__Aim of the task__:
In the listing below, find every line containing "User" and copy it out.

__Provided material__:
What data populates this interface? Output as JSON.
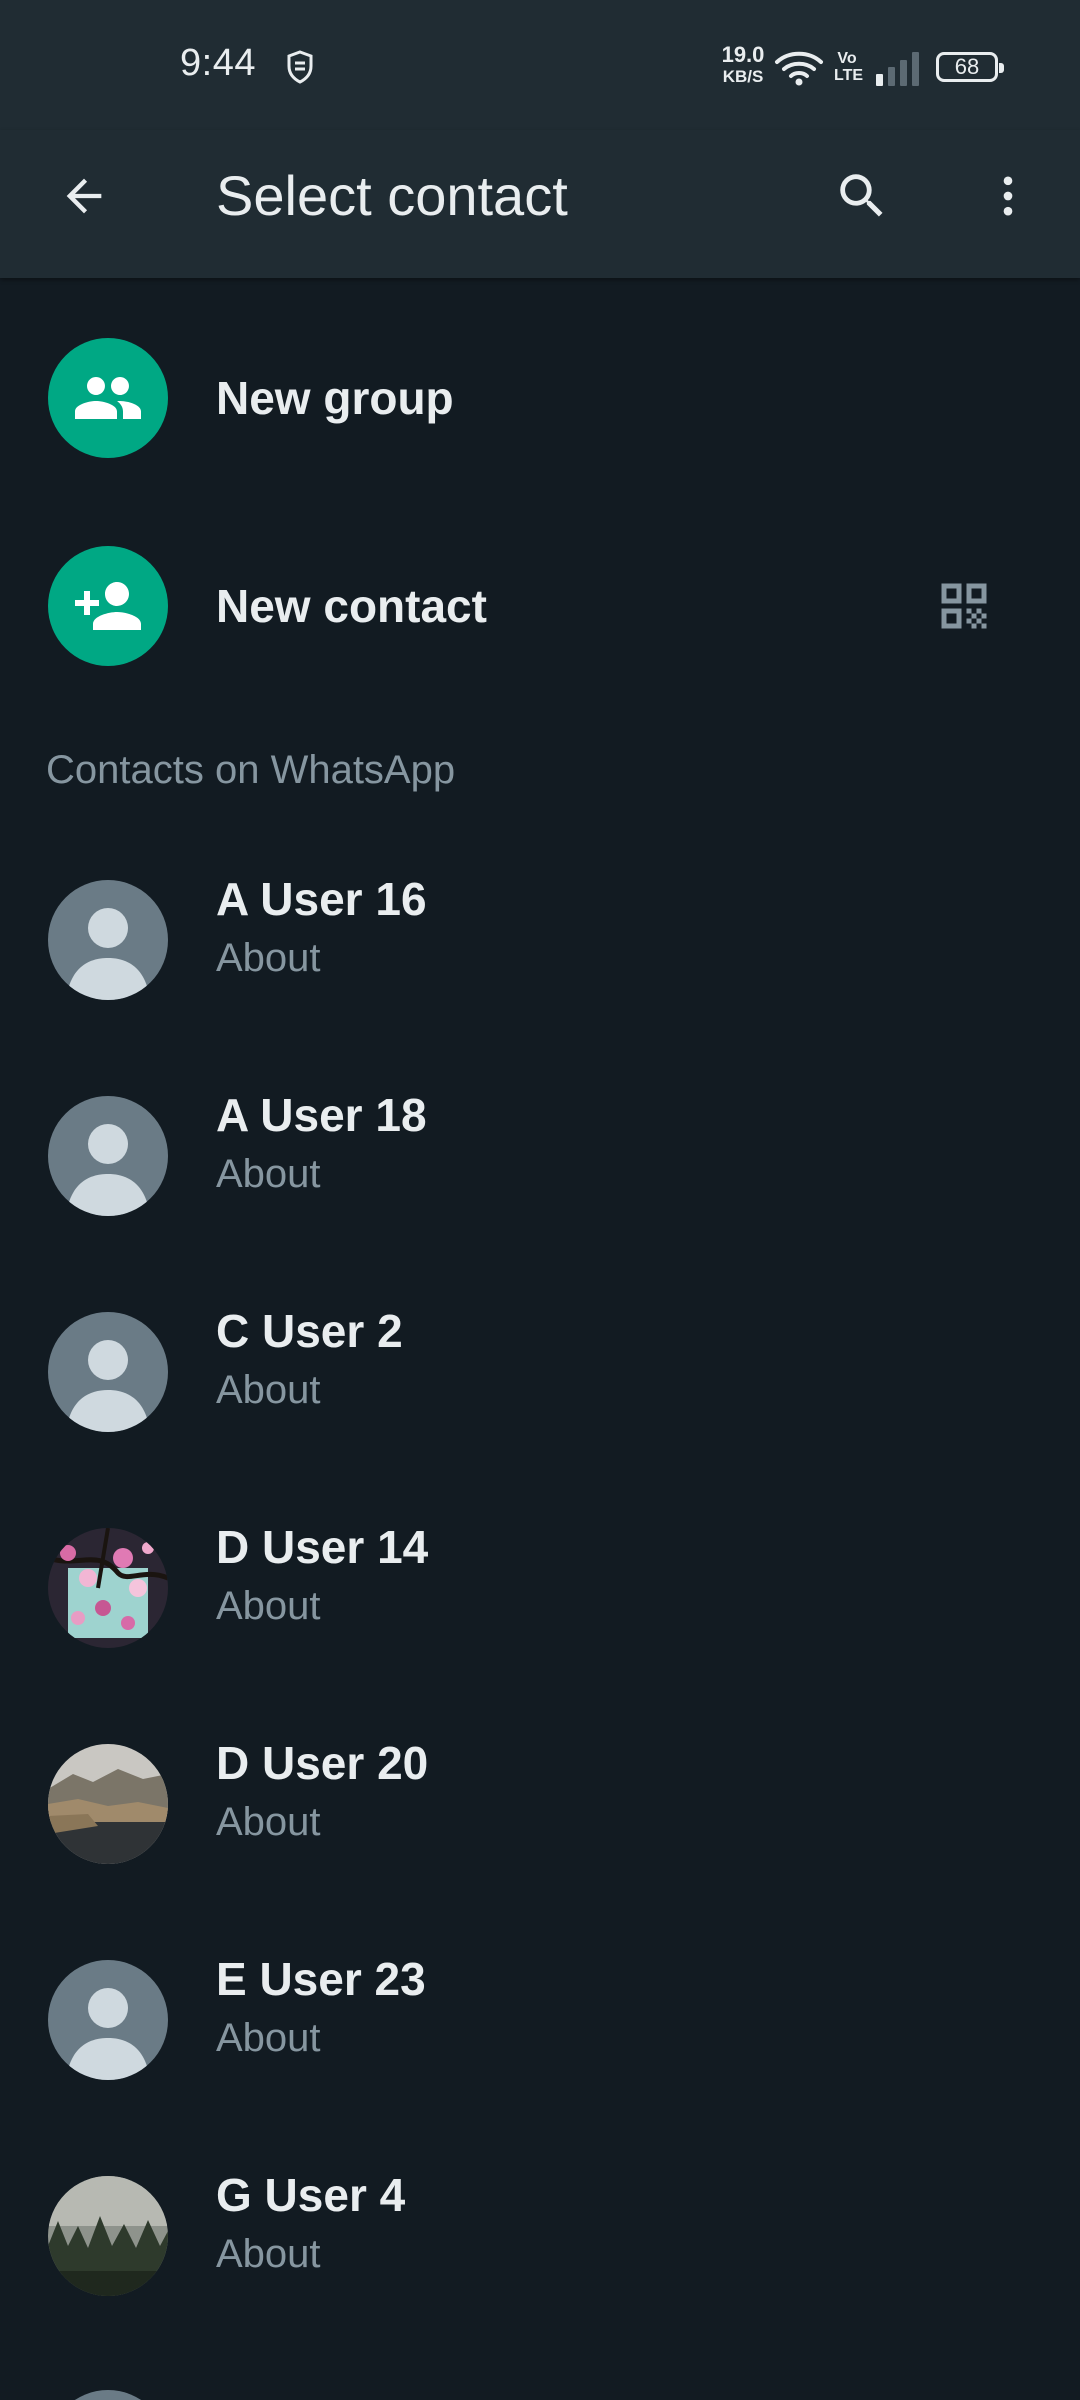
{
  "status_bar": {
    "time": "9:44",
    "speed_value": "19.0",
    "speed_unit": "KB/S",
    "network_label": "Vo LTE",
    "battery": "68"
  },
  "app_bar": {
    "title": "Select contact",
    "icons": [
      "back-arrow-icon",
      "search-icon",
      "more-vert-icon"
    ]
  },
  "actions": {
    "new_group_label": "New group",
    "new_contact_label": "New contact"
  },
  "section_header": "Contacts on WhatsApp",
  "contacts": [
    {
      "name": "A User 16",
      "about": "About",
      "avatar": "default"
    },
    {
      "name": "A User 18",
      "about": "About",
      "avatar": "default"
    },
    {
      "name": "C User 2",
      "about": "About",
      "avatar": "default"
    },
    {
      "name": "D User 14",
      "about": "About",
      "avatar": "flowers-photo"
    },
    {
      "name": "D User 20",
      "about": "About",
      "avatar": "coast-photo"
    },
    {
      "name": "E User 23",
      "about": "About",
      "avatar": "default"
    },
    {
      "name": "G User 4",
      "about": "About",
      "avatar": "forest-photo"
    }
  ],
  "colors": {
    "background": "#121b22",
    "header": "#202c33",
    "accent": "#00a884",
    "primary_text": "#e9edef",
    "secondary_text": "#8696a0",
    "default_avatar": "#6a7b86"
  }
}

__Exercise output__:
      "name": "A User 16",
      "name": "A User 18",
      "name": "C User 2",
      "name": "D User 14",
      "name": "D User 20",
      "name": "E User 23",
      "name": "G User 4",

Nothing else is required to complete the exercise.